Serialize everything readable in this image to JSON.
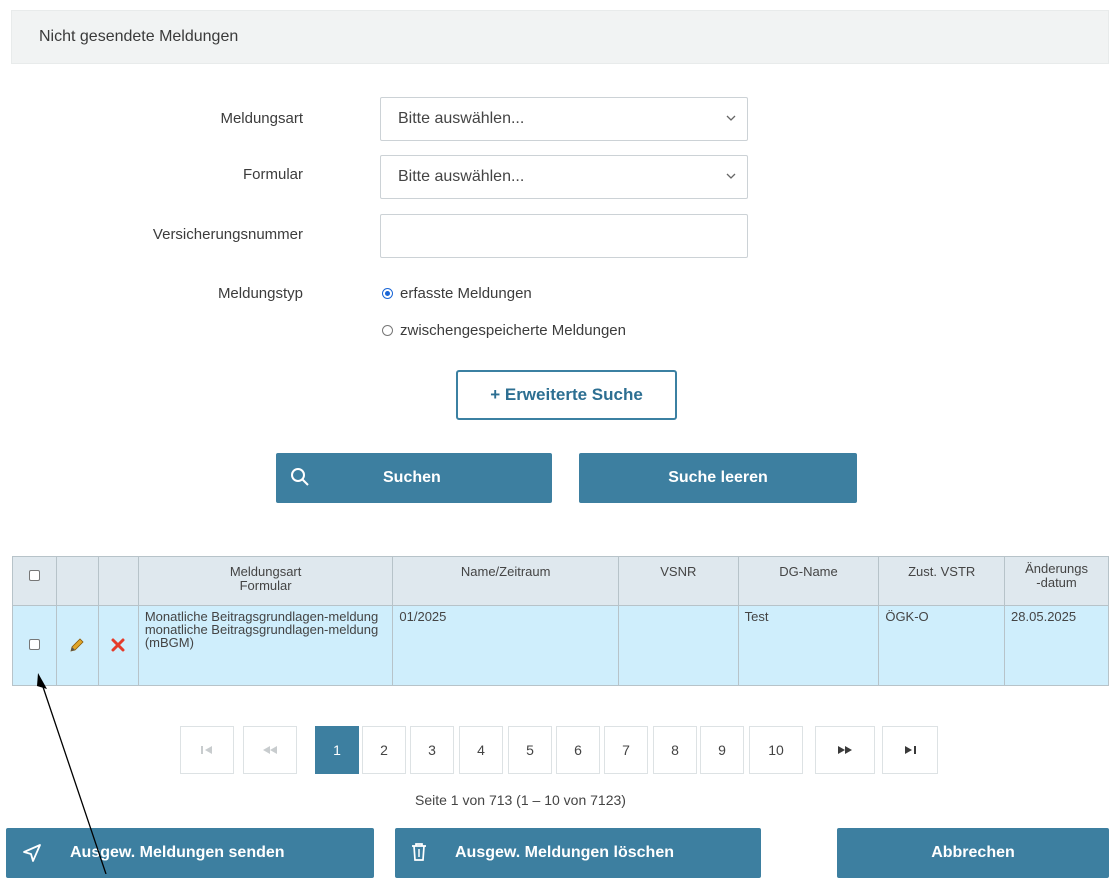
{
  "header": {
    "title": "Nicht gesendete Meldungen"
  },
  "form": {
    "meldungsart": {
      "label": "Meldungsart",
      "value": "Bitte auswählen..."
    },
    "formular": {
      "label": "Formular",
      "value": "Bitte auswählen..."
    },
    "versicherungsnummer": {
      "label": "Versicherungsnummer",
      "value": ""
    },
    "meldungstyp": {
      "label": "Meldungstyp",
      "options": [
        {
          "label": "erfasste Meldungen",
          "selected": true
        },
        {
          "label": "zwischengespeicherte Meldungen",
          "selected": false
        }
      ]
    }
  },
  "buttons": {
    "extended_search": "+ Erweiterte Suche",
    "search": "Suchen",
    "clear_search": "Suche leeren",
    "send_selected": "Ausgew. Meldungen senden",
    "delete_selected": "Ausgew. Meldungen löschen",
    "cancel": "Abbrechen"
  },
  "table": {
    "headers": {
      "meldungsart": "Meldungsart",
      "formular": "Formular",
      "name_zeitraum": "Name/Zeitraum",
      "vsnr": "VSNR",
      "dg_name": "DG-Name",
      "zust_vstr": "Zust. VSTR",
      "aenderung_1": "Änderungs",
      "aenderung_2": "-datum"
    },
    "rows": [
      {
        "meldungsart": "Monatliche Beitragsgrundlagen-meldung",
        "formular": "monatliche Beitragsgrundlagen-meldung (mBGM)",
        "name_zeitraum": "01/2025",
        "vsnr": "",
        "dg_name": "Test",
        "zust_vstr": "ÖGK-O",
        "aenderungsdatum": "28.05.2025"
      }
    ]
  },
  "pagination": {
    "pages": [
      "1",
      "2",
      "3",
      "4",
      "5",
      "6",
      "7",
      "8",
      "9",
      "10"
    ],
    "current_page": 1,
    "info": "Seite 1 von 713 (1 – 10 von 7123)"
  },
  "icons": {
    "first": "first-page-icon",
    "prev": "previous-page-icon",
    "next": "next-page-icon",
    "last": "last-page-icon",
    "search": "search-icon",
    "send": "send-icon",
    "delete": "trash-icon",
    "edit": "pencil-icon",
    "remove": "delete-x-icon"
  },
  "colors": {
    "primary": "#3d7fa0",
    "row_highlight": "#cfeefc",
    "header_bg": "#dfe8ee"
  }
}
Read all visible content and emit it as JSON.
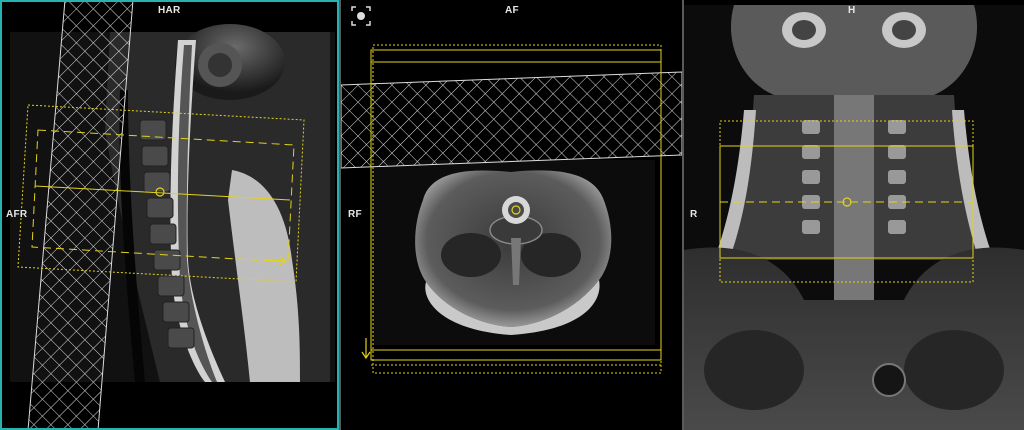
{
  "viewports": {
    "sagittal": {
      "top_label": "HAR",
      "left_label": "AFR",
      "active": true
    },
    "axial": {
      "top_label": "AF",
      "left_label": "RF"
    },
    "coronal": {
      "top_label": "H",
      "left_label": "R"
    }
  },
  "toolbar": {
    "tool_icon": "orientation-cube-icon"
  },
  "colors": {
    "active_border": "#23b3b3",
    "planning": "#e2d21c",
    "saturation_band": "#d8d8d8",
    "separator": "#5a5a5a"
  }
}
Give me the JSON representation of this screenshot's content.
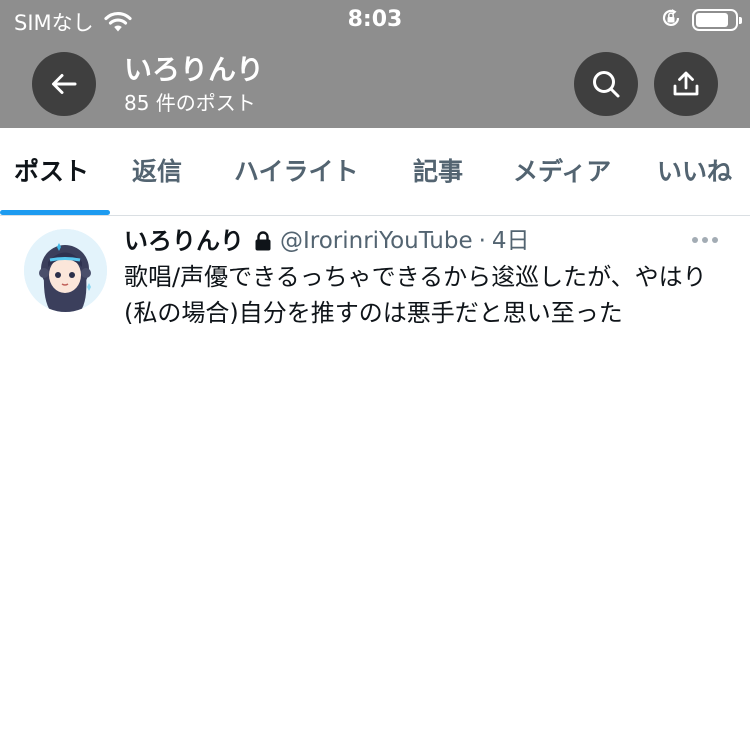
{
  "status_bar": {
    "carrier": "SIMなし",
    "time": "8:03"
  },
  "header": {
    "profile_name": "いろりんり",
    "post_count": "85 件のポスト"
  },
  "tabs": [
    {
      "label": "ポスト",
      "active": true
    },
    {
      "label": "返信",
      "active": false
    },
    {
      "label": "ハイライト",
      "active": false
    },
    {
      "label": "記事",
      "active": false
    },
    {
      "label": "メディア",
      "active": false
    },
    {
      "label": "いいね",
      "active": false
    }
  ],
  "tweet": {
    "author_name": "いろりんり",
    "handle": "@IrorinriYouTube",
    "separator": "·",
    "time": "4日",
    "text": "歌唱/声優できるっちゃできるから逡巡したが、やはり(私の場合)自分を推すのは悪手だと思い至った"
  },
  "colors": {
    "header_bg": "#8e8e8e",
    "button_bg": "#3f3f3f",
    "accent": "#1d9bf0",
    "secondary_text": "#536471"
  },
  "icons": {
    "back": "arrow-left-icon",
    "search": "search-icon",
    "share": "share-icon",
    "lock": "lock-icon",
    "more": "more-icon",
    "wifi": "wifi-icon",
    "battery": "battery-icon",
    "orientation_lock": "orientation-lock-icon"
  },
  "battery_level": 0.85
}
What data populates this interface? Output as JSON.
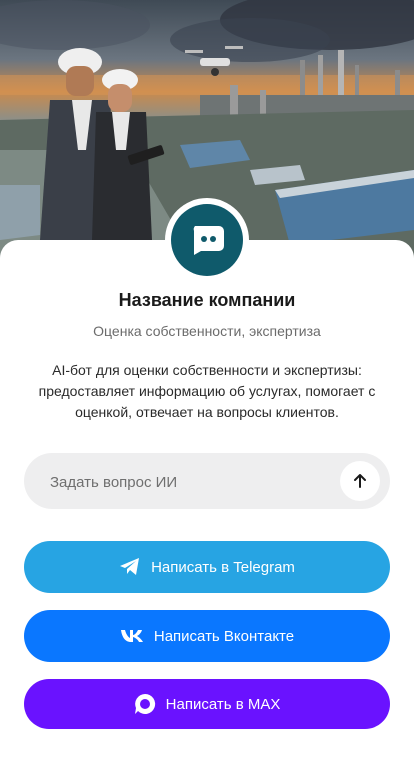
{
  "hero": {
    "image_alt": "industrial-site-photo"
  },
  "company": {
    "name": "Название компании",
    "category": "Оценка собственности, экспертиза",
    "description": "AI-бот для оценки собственности и экспертизы: предоставляет информацию об услугах, помогает с оценкой, отвечает на вопросы клиентов."
  },
  "ask": {
    "placeholder": "Задать вопрос ИИ",
    "send_icon": "arrow-up-icon"
  },
  "buttons": {
    "telegram": {
      "label": "Написать в Telegram",
      "icon": "telegram-icon",
      "color": "#27a4e3"
    },
    "vk": {
      "label": "Написать Вконтакте",
      "icon": "vk-icon",
      "color": "#0a77ff"
    },
    "max": {
      "label": "Написать в MAX",
      "icon": "max-icon",
      "color": "#6a12ff"
    }
  },
  "avatar": {
    "icon": "chat-bot-icon",
    "color": "#0f5a6b"
  }
}
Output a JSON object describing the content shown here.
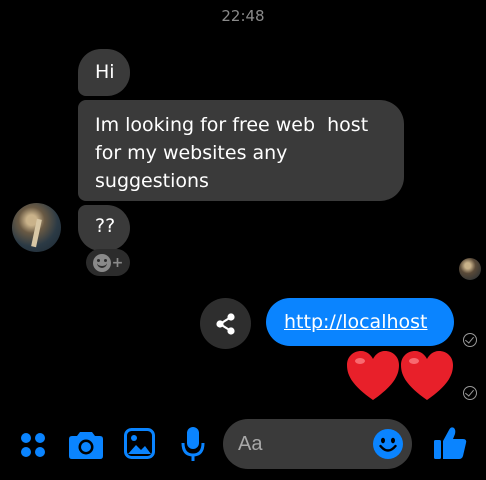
{
  "header": {
    "timestamp": "22:48"
  },
  "conversation": {
    "incoming": [
      {
        "text": "Hi"
      },
      {
        "text": "Im looking for free web  host\nfor my websites any\nsuggestions"
      },
      {
        "text": "??"
      }
    ],
    "outgoing": {
      "link_text": "http://localhost",
      "emoji": "❤️❤️"
    }
  },
  "composer": {
    "placeholder": "Aa",
    "value": ""
  },
  "icons": {
    "apps": "four-dots-icon",
    "camera": "camera-icon",
    "gallery": "image-icon",
    "mic": "microphone-icon",
    "emoji": "smiley-icon",
    "like": "thumbs-up-icon",
    "share": "share-icon",
    "react": "add-reaction-icon",
    "read_receipt": "check-circle-icon"
  },
  "colors": {
    "accent": "#0a84ff",
    "bubble_incoming": "#3a3a3a",
    "background": "#000000"
  }
}
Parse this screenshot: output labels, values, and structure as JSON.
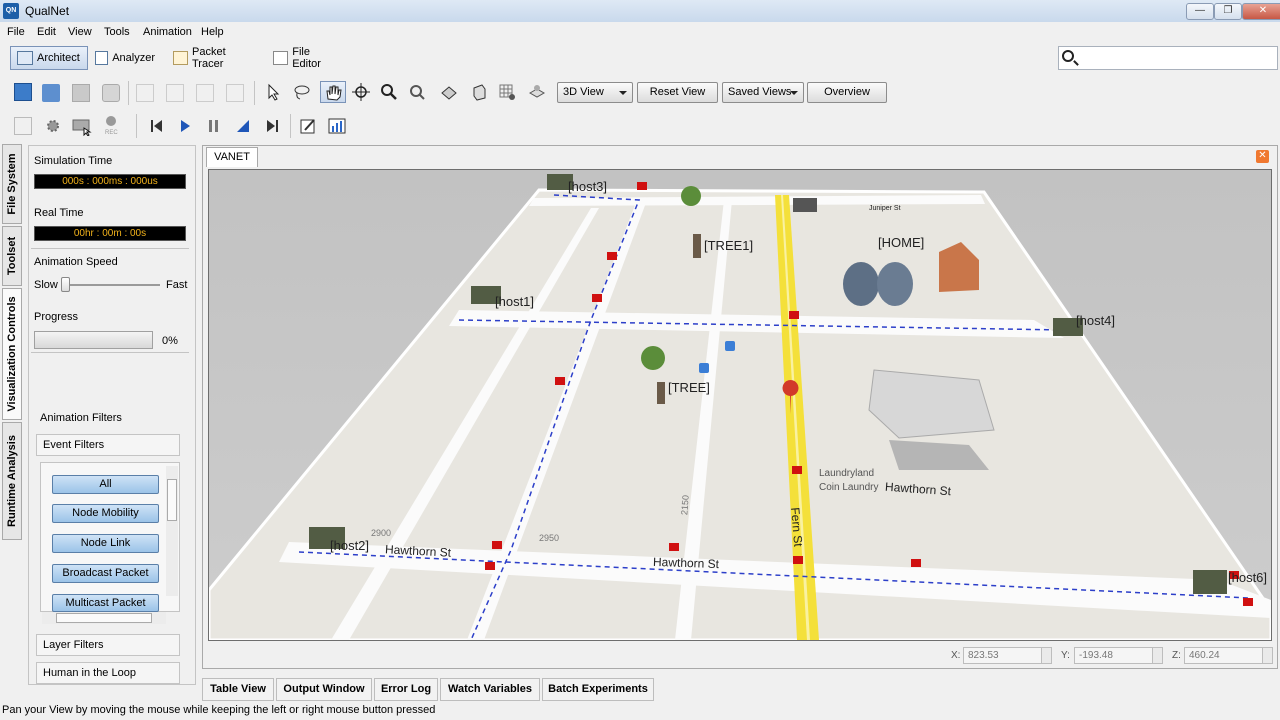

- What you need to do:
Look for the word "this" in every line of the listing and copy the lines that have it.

- Written response:
Serialize everything readable in this image to JSON.
Give me the JSON representation of this screenshot's content.
What data populates this interface? Output as JSON.
Parse this screenshot: output labels, values, and structure as JSON.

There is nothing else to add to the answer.